Human interaction is deceptively simple to engage in, yet surprisingly challenging to account for theoretically. Existing theories of language and cognition cannot fully account for the complex dynamics of verbal and non-verbal behaviours in interaction, which is becoming even more apparent with our increasing use of computer-mediated communication, such as the currently ubiquitous Zoom calls.

With DivCon, my vision is to transform our basic understanding of human interaction by showing how successful dialogue is driven by incremental, local and dynamic processes of mismatch management.

In our everyday interactions, we continuously make predictions about what will happen next, based on how our own and others' behaviour a ects the world, to open up new possible courses of action. In dialogue, these predictions are about sounds, words, inferences and even non-speech actions such as gestures or eye gaze. If our expectations are not met, we have to ascertain if the mismatching input can be resolved, or integrated as a surprising but rewarding outcome (as in the case of humour).

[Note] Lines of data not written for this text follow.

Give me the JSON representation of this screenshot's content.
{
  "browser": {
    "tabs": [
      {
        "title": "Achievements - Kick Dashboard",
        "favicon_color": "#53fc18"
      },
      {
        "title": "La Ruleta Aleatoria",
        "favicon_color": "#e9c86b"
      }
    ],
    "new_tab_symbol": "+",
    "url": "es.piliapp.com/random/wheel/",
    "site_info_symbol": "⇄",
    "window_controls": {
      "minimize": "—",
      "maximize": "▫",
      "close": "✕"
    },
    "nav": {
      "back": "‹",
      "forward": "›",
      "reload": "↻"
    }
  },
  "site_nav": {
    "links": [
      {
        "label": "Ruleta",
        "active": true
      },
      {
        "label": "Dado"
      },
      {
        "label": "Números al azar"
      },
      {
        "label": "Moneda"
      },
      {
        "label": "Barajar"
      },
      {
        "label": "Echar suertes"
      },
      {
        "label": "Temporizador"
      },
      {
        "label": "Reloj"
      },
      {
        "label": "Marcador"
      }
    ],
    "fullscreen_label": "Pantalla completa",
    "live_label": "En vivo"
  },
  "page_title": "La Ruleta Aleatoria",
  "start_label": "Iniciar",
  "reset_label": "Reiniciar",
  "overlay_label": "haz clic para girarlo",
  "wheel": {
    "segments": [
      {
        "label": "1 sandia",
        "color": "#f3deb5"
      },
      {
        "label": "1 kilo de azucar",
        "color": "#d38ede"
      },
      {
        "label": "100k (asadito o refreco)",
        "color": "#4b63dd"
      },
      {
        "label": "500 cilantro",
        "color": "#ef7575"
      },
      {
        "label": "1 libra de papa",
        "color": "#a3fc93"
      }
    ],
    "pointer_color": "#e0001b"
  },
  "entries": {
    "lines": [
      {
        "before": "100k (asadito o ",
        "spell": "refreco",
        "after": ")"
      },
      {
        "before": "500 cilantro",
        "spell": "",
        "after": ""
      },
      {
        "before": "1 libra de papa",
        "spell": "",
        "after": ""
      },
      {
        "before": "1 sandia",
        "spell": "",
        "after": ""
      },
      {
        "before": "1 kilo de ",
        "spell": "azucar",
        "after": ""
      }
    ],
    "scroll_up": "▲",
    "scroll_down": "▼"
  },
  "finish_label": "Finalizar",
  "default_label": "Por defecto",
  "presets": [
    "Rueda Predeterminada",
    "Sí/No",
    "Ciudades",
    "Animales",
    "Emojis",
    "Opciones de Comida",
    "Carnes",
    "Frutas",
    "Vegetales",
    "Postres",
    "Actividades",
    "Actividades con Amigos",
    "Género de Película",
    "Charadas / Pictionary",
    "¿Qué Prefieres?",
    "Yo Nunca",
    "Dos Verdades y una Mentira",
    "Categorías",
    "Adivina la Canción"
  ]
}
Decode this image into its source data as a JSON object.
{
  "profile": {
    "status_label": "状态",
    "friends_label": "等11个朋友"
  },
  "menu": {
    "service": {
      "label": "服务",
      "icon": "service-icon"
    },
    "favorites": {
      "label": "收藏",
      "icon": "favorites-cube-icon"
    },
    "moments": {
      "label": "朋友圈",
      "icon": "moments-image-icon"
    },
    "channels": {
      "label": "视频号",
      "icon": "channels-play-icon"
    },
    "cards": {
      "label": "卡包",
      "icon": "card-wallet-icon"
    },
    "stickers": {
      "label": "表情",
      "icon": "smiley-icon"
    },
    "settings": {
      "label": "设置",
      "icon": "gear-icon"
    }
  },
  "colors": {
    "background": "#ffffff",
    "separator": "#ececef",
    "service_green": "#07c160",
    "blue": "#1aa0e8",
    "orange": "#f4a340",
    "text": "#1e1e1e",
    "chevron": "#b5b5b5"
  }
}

DivCon will produce a suite of corpus and experimental data for exploring the timely issues of communication via di fferent forms of computer-mediated communication, including text-based chats, video calls and virtual reality meetings. To do this, the project will create a novel experimental platform for experiments in real time live multimodal interactions using avatars and virtual reality. The formal arm of the project will develop a precise theory of divergence and convergence in interaction which uni tes verbal and non-verbal dialogue phenomena including gesture, gaze, feedback and laughter, using core notions of prediction and underspecifi cation. This model will be implementable in conversational AI -- an important step in the path to genuinely adaptive conversational AI systems, which are still beyond the reach of researchers despite the promise of recent decades.